GIVEN RECORDS:
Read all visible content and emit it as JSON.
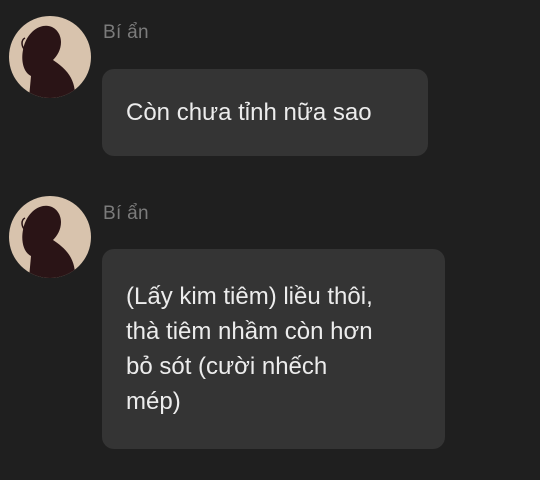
{
  "messages": [
    {
      "sender": "Bí ẩn",
      "avatar_icon": "silhouette-avatar-icon",
      "text": "Còn chưa tỉnh nữa sao"
    },
    {
      "sender": "Bí ẩn",
      "avatar_icon": "silhouette-avatar-icon",
      "text": "(Lấy kim tiêm) liều thôi,\nthà tiêm nhầm còn hơn\nbỏ sót (cười nhếch\nmép)"
    }
  ],
  "colors": {
    "background": "#1f1f1f",
    "bubble": "#343434",
    "sender": "#7b7b7b",
    "text": "#ececec",
    "avatar_bg": "#d8c3ad",
    "avatar_figure": "#2a1416"
  }
}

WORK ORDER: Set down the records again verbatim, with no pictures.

RESPONSE TO THE TASK:
Read all visible content and emit it as JSON.
{
  "messages": [
    {
      "sender": "Bí ẩn",
      "avatar_icon": "silhouette-avatar-icon",
      "text": "Còn chưa tỉnh nữa sao"
    },
    {
      "sender": "Bí ẩn",
      "avatar_icon": "silhouette-avatar-icon",
      "text": "(Lấy kim tiêm) liều thôi,\nthà tiêm nhầm còn hơn\nbỏ sót (cười nhếch\nmép)"
    }
  ],
  "colors": {
    "background": "#1f1f1f",
    "bubble": "#343434",
    "sender": "#7b7b7b",
    "text": "#ececec",
    "avatar_bg": "#d8c3ad",
    "avatar_figure": "#2a1416"
  }
}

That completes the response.